I’m an unabashed fan of high definition digital music. Once a friend sat me down in his listening studio and played some music for me off of SACD, DVD-A and Blu-Ray Audio my future became set and I had to setup my own system. Since then I’ve been slowly building it up and yesterday another piece of the puzzle came home. The Pono Player, which I picked up from the Kickstarter project, arrived and I was able to unbox it and give it a listen.
These first three images show the box which came with my Pono Player. I found it to be an attractive bamboo box and great place to store the Pono Player and its accessories on my shelf.
These images show the player and the leather carrying case that was included in the box. I have heard a lot of complaints about the shape of the player but after a few days of carrying it with me and using it during the day at work I had no trouble with the shape. In fact the triangle shape works great when the player is sitting on my desk. I can see what’s playing on the screen and the album art behind it. It’s quick to access the controls so I can press pause when someone walks up to my desk to ask a question.
That’s great, Brendan but how is the sound quality?
It’s amazing! I only use FLAC format audio files and I use the best mastered albums and high definition audio if I can get it. For the standard mass marketed CD using the Pono Player would be overkill and I wouldn’t spend the money. However if you, like me, have a taste for the good stuff this player blows the doors off of any portable players I’ve heard before. Having ordered the Crosby, Stills & Nash version mine came loaded with Crosby, Stills & Nash [192 kHz 24 bit] and CSN 2012 [192 kHz; 24 bit] and Neil Young‘s Harvest. I have the Crosby, Stills & Nash album from an Audio Fidelity SACD release and I think I’ll go pick up the original mass market CD so I can do some A/B testing for a later more detailed post about the audio quality. The version of Crosby, Stills & Nash that came loaded on my player sounds awesome. Very clean with a good dynamic range.
So far I’ve only found two minor issues with the Pono Player. I listen to albums not songs and so I use album shuffle a lot. So that would be a nice addition to a future firmware update. The second problem is the battery doesn’t last a full day of listening. I work in an office and spend most of my time working at my desk. Sure, I could plug in a spare cable and charge it during the day but when I’m travelling I might not have that option so a larger battery capacity would be welcome.
All in all I’m very happy with the Pono Player and it has replaced my iPod and phone for my on the go listening. I would recommend the Pono Player to anyone who was interested in high definition music on the go. We spent that much collecting the high definition music doesn’t it deserve a high definition player?

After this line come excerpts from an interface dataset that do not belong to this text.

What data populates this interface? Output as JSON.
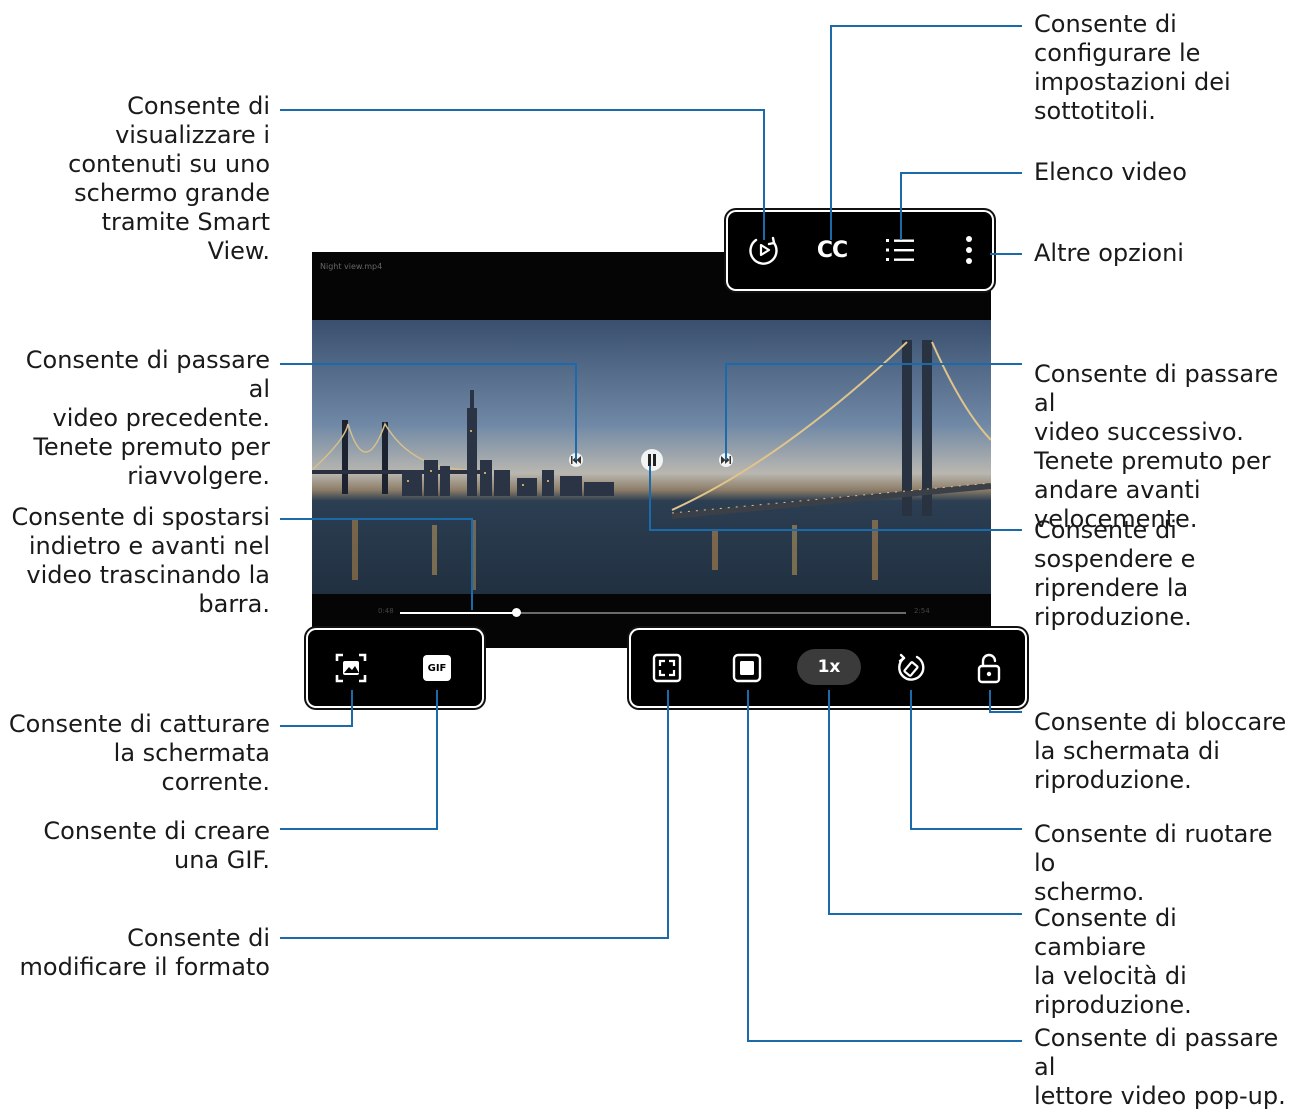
{
  "screen": {
    "title": "Night view.mp4",
    "time_current": "0:48",
    "time_total": "2:54",
    "progress": 0.23
  },
  "top_panel": {
    "cc_label": "CC"
  },
  "capture_panel": {
    "gif_label": "GIF"
  },
  "bottom_panel": {
    "speed_label": "1x"
  },
  "colors": {
    "callout_line": "#1b6aa9",
    "panel_bg": "#000000"
  },
  "callouts": {
    "smart_view": [
      "Consente di",
      "visualizzare i",
      "contenuti su uno",
      "schermo grande",
      "tramite Smart View."
    ],
    "subtitles": [
      "Consente di",
      "configurare le",
      "impostazioni dei",
      "sottotitoli."
    ],
    "video_list": [
      "Elenco video"
    ],
    "more_options": [
      "Altre opzioni"
    ],
    "prev_video": [
      "Consente di passare al",
      "video precedente.",
      "Tenete premuto per",
      "riavvolgere."
    ],
    "next_video": [
      "Consente di passare al",
      "video successivo.",
      "Tenete premuto per",
      "andare avanti",
      "velocemente."
    ],
    "seek": [
      "Consente di spostarsi",
      "indietro e avanti nel",
      "video trascinando la",
      "barra."
    ],
    "pause": [
      "Consente di",
      "sospendere e",
      "riprendere la",
      "riproduzione."
    ],
    "capture": [
      "Consente di catturare",
      "la schermata",
      "corrente."
    ],
    "gif": [
      "Consente di creare",
      "una GIF."
    ],
    "lock": [
      "Consente di bloccare",
      "la schermata di",
      "riproduzione."
    ],
    "rotate": [
      "Consente di ruotare lo",
      "schermo."
    ],
    "ratio": [
      "Consente di",
      "modificare il formato"
    ],
    "speed": [
      "Consente di cambiare",
      "la velocità di",
      "riproduzione."
    ],
    "popup": [
      "Consente di passare al",
      "lettore video pop-up."
    ]
  }
}
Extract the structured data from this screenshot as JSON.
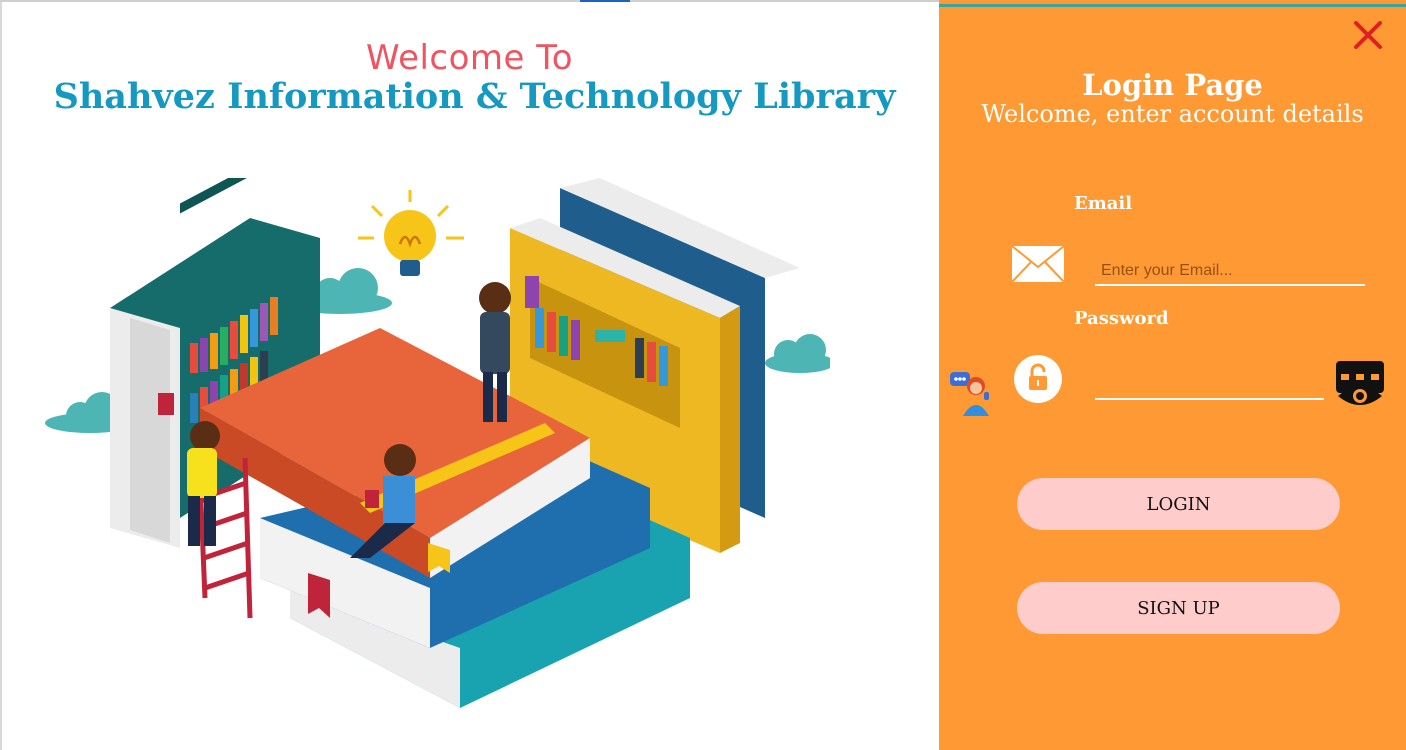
{
  "header": {
    "welcome_line": "Welcome To",
    "library_name": "Shahvez Information & Technology Library"
  },
  "login_panel": {
    "title": "Login Page",
    "subtitle": "Welcome, enter account details",
    "email_label": "Email",
    "email_placeholder": "Enter your Email...",
    "email_value": "",
    "password_label": "Password",
    "password_value": "",
    "login_button": "LOGIN",
    "signup_button": "SIGN UP"
  },
  "icons": {
    "close": "close-icon",
    "mail": "mail-icon",
    "lock": "lock-icon",
    "eye": "eye-icon",
    "support": "support-chat-icon"
  },
  "colors": {
    "panel_bg": "#ff9933",
    "button_bg": "#ffcccc",
    "welcome_color": "#ef5560",
    "title_color": "#1599c1",
    "close_color": "#e02020"
  }
}
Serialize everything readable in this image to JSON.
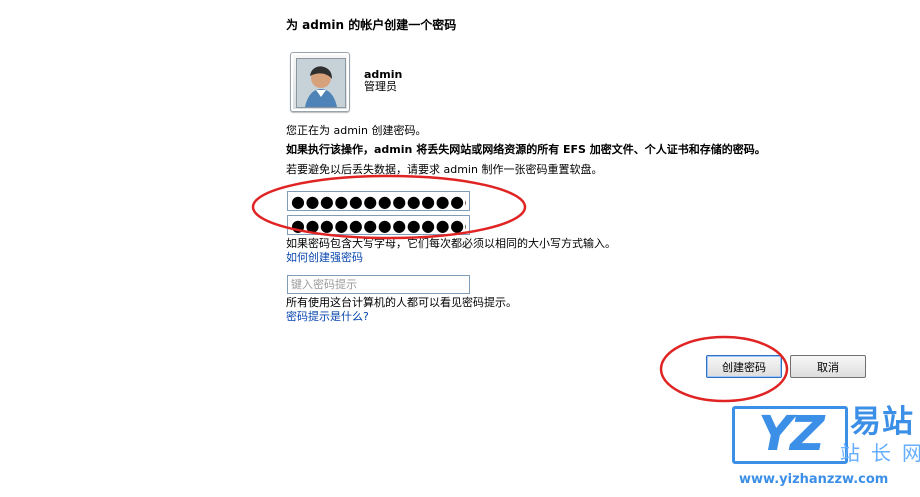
{
  "window": {
    "title": "为 admin 的帐户创建一个密码"
  },
  "account": {
    "name": "admin",
    "role": "管理员"
  },
  "content": {
    "intro": "您正在为 admin 创建密码。",
    "warning": "如果执行该操作，admin 将丢失网站或网络资源的所有 EFS 加密文件、个人证书和存储的密码。",
    "reset_disk_notice": "若要避免以后丢失数据，请要求 admin 制作一张密码重置软盘。",
    "case_notice": "如果密码包含大写字母，它们每次都必须以相同的大小写方式输入。",
    "strong_password_link": "如何创建强密码",
    "hint_notice": "所有使用这台计算机的人都可以看见密码提示。",
    "hint_link": "密码提示是什么?"
  },
  "fields": {
    "new_password_value": "●●●●●●●●●●●●●",
    "confirm_password_value": "●●●●●●●●●●●●●",
    "hint_placeholder": "键入密码提示",
    "hint_value": ""
  },
  "buttons": {
    "create_password": "创建密码",
    "cancel": "取消"
  },
  "watermark": {
    "letters": "YZ",
    "big_text": "易站",
    "sub_text": "站长网",
    "url": "www.yizhanzzw.com"
  },
  "colors": {
    "link": "#0645ad",
    "annotation_red": "#e02424",
    "watermark_blue": "#2c86e6"
  }
}
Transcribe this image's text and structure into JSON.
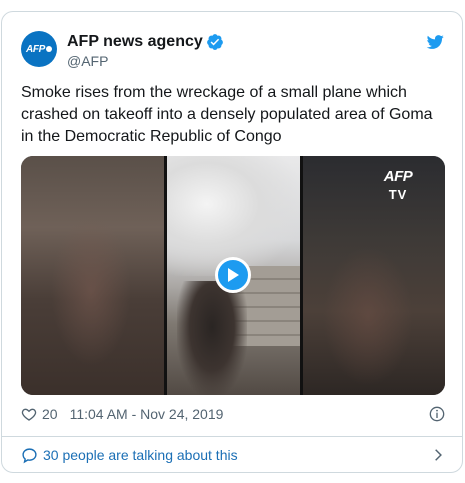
{
  "account": {
    "display_name": "AFP news agency",
    "handle": "@AFP",
    "avatar_text": "AFP"
  },
  "tweet": {
    "text": "Smoke rises from the wreckage of a small plane which crashed on takeoff into a densely populated area of Goma in the Democratic Republic of Congo"
  },
  "media": {
    "overlay_logo": "AFP",
    "overlay_sub": "TV",
    "play_icon": "play-icon"
  },
  "meta": {
    "like_count": "20",
    "timestamp": "11:04 AM - Nov 24, 2019"
  },
  "footer": {
    "conversation_text": "30 people are talking about this"
  },
  "colors": {
    "accent": "#1d9bf0",
    "link": "#1b6fb5",
    "muted": "#536471",
    "border": "#cfd9de",
    "avatar_bg": "#0a73c2"
  },
  "icons": [
    "verified-badge-icon",
    "twitter-bird-icon",
    "play-icon",
    "heart-icon",
    "info-icon",
    "comment-bubble-icon",
    "chevron-right-icon"
  ]
}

Next I’ll perform the A/B testing with some albums and also review the sound quality of a purchase or two from the Pono Music store.